A coalition of organisations and businesses are collecting signatories to an open letter urging Environment Minister David Parker to introduce a comprehensive beverage container return scheme.
Zero Waste Network spokesperson Marty Hoffart says a container return scheme which excluded specific beverage containers, such as glass bottles, would not work. It has to be comprehensive to be effective.
“The Government has invested 18 months of work into figuring out how a container return scheme would work, but unfortunately vested industry groups are pushing hard to exclude glass from the scheme.”

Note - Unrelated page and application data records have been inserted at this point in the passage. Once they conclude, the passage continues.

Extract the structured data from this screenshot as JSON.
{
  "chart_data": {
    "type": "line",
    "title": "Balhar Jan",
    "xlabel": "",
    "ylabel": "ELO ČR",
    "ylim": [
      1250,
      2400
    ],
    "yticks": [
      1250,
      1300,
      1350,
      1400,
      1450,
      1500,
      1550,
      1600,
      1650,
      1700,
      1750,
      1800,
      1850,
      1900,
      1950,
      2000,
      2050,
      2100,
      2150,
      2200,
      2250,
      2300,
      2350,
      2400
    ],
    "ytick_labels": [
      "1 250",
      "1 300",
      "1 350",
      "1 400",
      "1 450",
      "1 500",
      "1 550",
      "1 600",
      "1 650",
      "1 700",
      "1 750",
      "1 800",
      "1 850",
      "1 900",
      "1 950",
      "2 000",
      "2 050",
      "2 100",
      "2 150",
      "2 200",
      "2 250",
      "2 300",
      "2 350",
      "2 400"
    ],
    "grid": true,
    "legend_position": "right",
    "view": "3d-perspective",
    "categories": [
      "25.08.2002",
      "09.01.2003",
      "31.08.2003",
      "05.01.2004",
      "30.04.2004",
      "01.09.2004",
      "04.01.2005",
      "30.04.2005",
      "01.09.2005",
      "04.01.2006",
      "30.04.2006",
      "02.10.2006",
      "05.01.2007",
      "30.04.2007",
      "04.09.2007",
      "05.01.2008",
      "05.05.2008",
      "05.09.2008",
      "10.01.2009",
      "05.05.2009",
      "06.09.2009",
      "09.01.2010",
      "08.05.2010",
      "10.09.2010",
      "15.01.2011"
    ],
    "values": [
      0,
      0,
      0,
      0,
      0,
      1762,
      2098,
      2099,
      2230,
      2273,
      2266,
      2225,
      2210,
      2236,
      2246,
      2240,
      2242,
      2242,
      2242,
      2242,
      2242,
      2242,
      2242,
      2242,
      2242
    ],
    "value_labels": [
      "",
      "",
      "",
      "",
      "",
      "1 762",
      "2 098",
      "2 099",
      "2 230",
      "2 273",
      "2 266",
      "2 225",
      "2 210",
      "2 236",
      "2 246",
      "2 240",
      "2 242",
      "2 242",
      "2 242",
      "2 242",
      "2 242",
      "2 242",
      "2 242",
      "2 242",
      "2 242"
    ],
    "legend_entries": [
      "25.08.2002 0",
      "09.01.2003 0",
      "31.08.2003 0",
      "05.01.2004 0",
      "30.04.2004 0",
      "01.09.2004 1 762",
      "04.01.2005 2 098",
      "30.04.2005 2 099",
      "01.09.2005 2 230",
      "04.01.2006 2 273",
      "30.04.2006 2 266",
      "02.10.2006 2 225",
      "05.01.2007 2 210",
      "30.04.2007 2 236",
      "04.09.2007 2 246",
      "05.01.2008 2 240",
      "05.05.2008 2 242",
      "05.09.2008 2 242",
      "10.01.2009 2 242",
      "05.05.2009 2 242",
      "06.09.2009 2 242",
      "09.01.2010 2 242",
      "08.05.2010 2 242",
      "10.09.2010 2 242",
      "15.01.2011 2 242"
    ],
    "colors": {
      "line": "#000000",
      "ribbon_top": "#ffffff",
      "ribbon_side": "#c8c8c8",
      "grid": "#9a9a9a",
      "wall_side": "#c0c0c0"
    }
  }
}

“It would be bonkers not to include glass in a container return scheme. Glass is a carbon-intensive material which requires a lot of energy to make from virgin materials, so we need to prioritise collecting it in the best state for reuse and recycling.”
Mr Hoffart said overseas evidence* shows a container return scheme is the best tool available for collecting high quantities of glass bottles for reuse and high-quality recycling.
“The benefits of comprehensive container return schemes are well-proven. Higher recycling rates, more refill systems, less litter, less waste to landfill and more jobs – how can you argue with that?”
“A comprehensive container return scheme would open the door to more beverages being sold in reusable bottles – like milk, beer and fizz in the old days. Glass is the ideal packaging material for scalable reuse systems, so of course it needs to be included in our container return scheme.”
Mr Hoffart said it wasn’t surprising that industry groups are advocating against a change, when local councils and ratepayers are subsidising the industry by paying the lion’s share of the cost of glass recycling.
“Leaving one material out creates an unfair, unequal playing field for different industries, increases the cost of the system for communities and councils, and makes any container return scheme less effective.
“Industry groups say their own schemes are better. But the evidence to date shows industry-run schemes have not worked. The glass recovery rate has remained more or less the same over the past decade.”